▶ [Exercise prompt] Filter the listing below, keeping every line that holds "baremetal".

▶ [Dataset records]
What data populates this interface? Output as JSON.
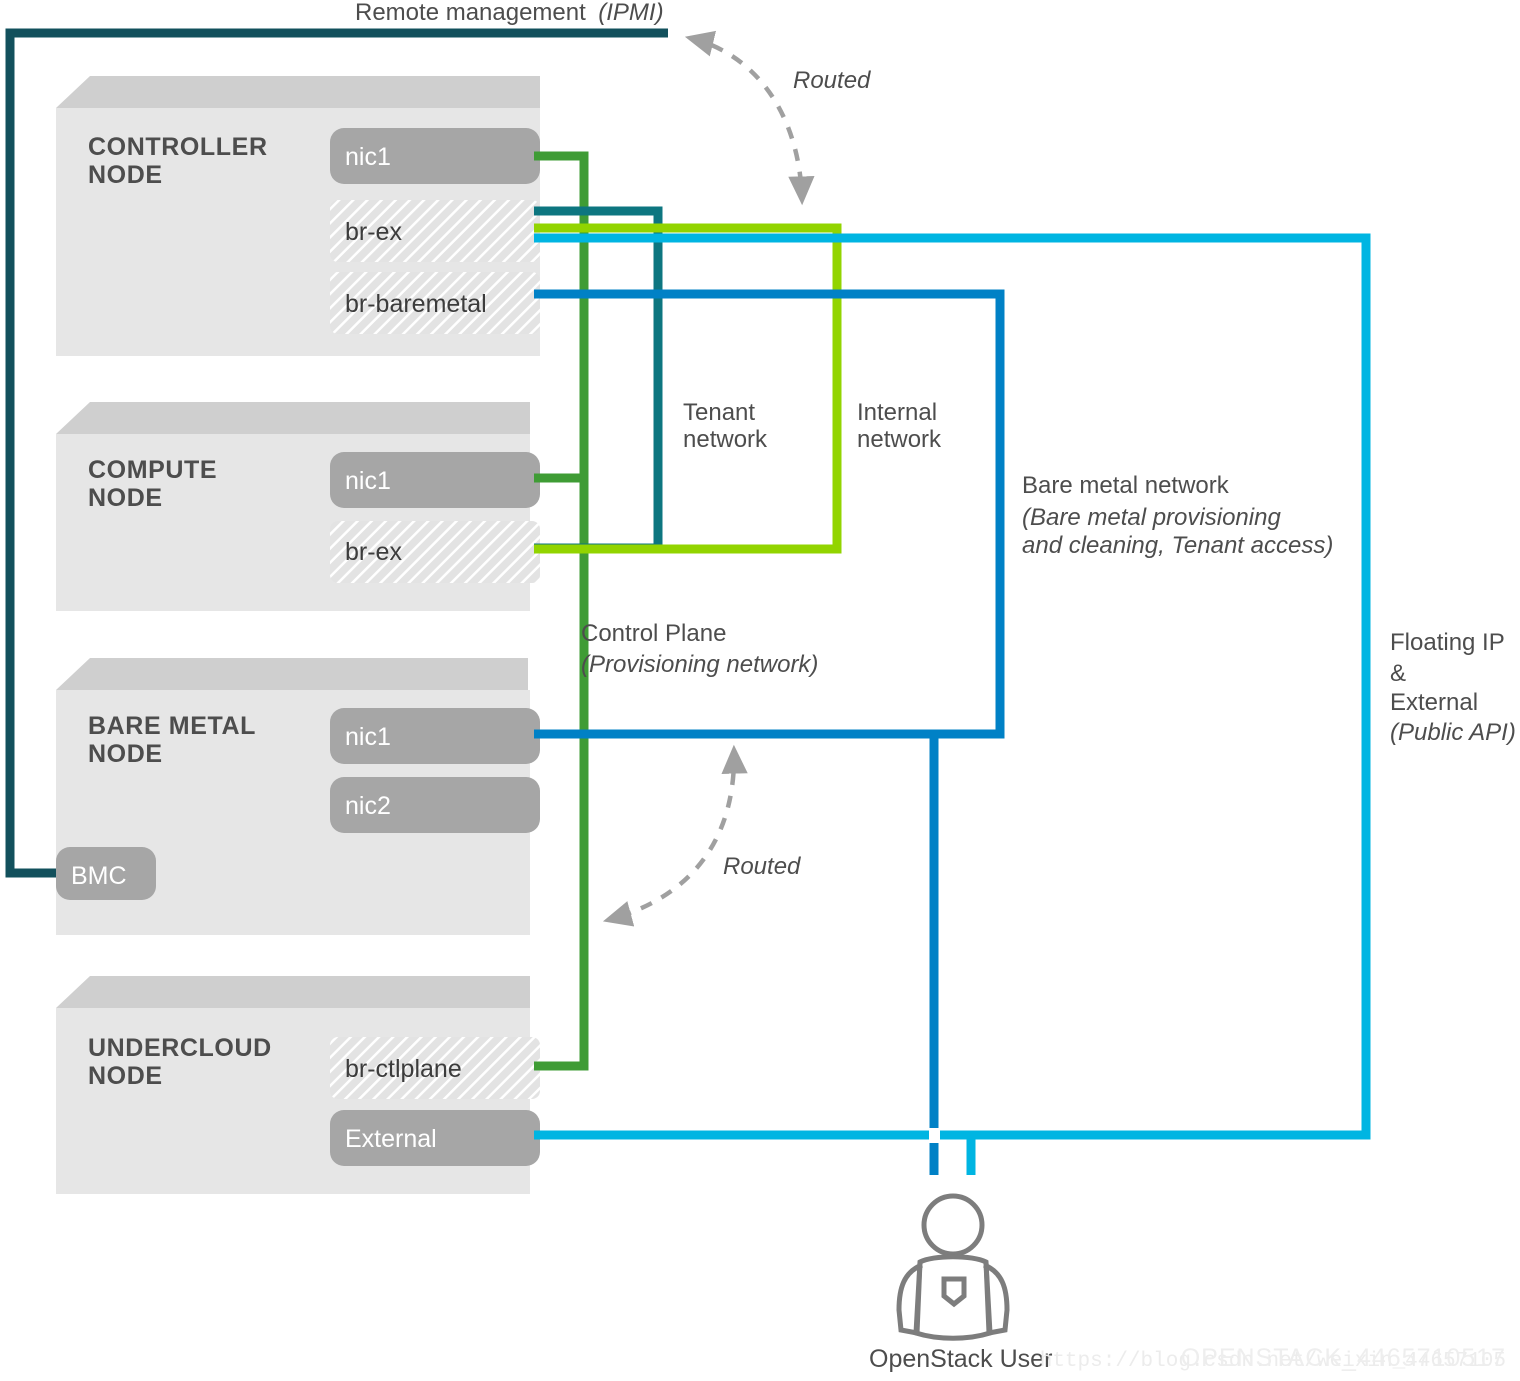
{
  "diagram": {
    "title_note": "Remote management (IPMI)",
    "remote_management": {
      "label": "Remote management",
      "paren": "(IPMI)"
    },
    "nodes": [
      {
        "id": "controller",
        "title_line1": "CONTROLLER",
        "title_line2": "NODE",
        "interfaces": [
          {
            "name": "nic1",
            "style": "solid"
          },
          {
            "name": "br-ex",
            "style": "hatched"
          },
          {
            "name": "br-baremetal",
            "style": "hatched"
          }
        ]
      },
      {
        "id": "compute",
        "title_line1": "COMPUTE",
        "title_line2": "NODE",
        "interfaces": [
          {
            "name": "nic1",
            "style": "solid"
          },
          {
            "name": "br-ex",
            "style": "hatched"
          }
        ]
      },
      {
        "id": "baremetal",
        "title_line1": "BARE METAL",
        "title_line2": "NODE",
        "interfaces": [
          {
            "name": "nic1",
            "style": "solid"
          },
          {
            "name": "nic2",
            "style": "solid"
          },
          {
            "name": "BMC",
            "style": "solid"
          }
        ]
      },
      {
        "id": "undercloud",
        "title_line1": "UNDERCLOUD",
        "title_line2": "NODE",
        "interfaces": [
          {
            "name": "br-ctlplane",
            "style": "hatched"
          },
          {
            "name": "External",
            "style": "solid"
          }
        ]
      }
    ],
    "networks": [
      {
        "id": "tenant",
        "label_line1": "Tenant",
        "label_line2": "network",
        "color": "#0d7680"
      },
      {
        "id": "internal",
        "label_line1": "Internal",
        "label_line2": "network",
        "color": "#92d400"
      },
      {
        "id": "control-plane",
        "label_line1": "Control Plane",
        "label_line2": "(Provisioning network)",
        "color": "#3f9c35"
      },
      {
        "id": "baremetal-network",
        "label_line1": "Bare metal network",
        "label_line2": "(Bare metal provisioning",
        "label_line3": "and cleaning, Tenant access)",
        "color": "#0081c6"
      },
      {
        "id": "floating-external",
        "label_line1": "Floating IP",
        "label_line2": "&",
        "label_line3": "External",
        "label_line4": "(Public API)",
        "color": "#00b5e2"
      },
      {
        "id": "ipmi",
        "label": "Remote management",
        "paren": "(IPMI)",
        "color": "#12505c"
      }
    ],
    "annotations": [
      {
        "id": "routed-top",
        "text": "Routed"
      },
      {
        "id": "routed-bottom",
        "text": "Routed"
      }
    ],
    "actor": {
      "label": "OpenStack User"
    },
    "watermark": {
      "url": "https://blog.csdn.net/weixin_44657105",
      "code": "OPENSTACK_4465710517"
    },
    "colors": {
      "ipmi": "#12505c",
      "tenant": "#0d7680",
      "internal": "#92d400",
      "control_plane": "#3f9c35",
      "baremetal": "#0081c6",
      "external": "#00b5e2",
      "node_face": "#e6e6e6",
      "node_lid": "#cfcfcf",
      "iface_solid": "#a6a6a6",
      "iface_hatch": "#dedede",
      "text": "#4d4d4d",
      "dashed": "#a0a0a0"
    }
  }
}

▶ [Task solution]
            "name": "br-baremetal",
        "id": "baremetal",
        "id": "baremetal-network",
      "baremetal": "#0081c6",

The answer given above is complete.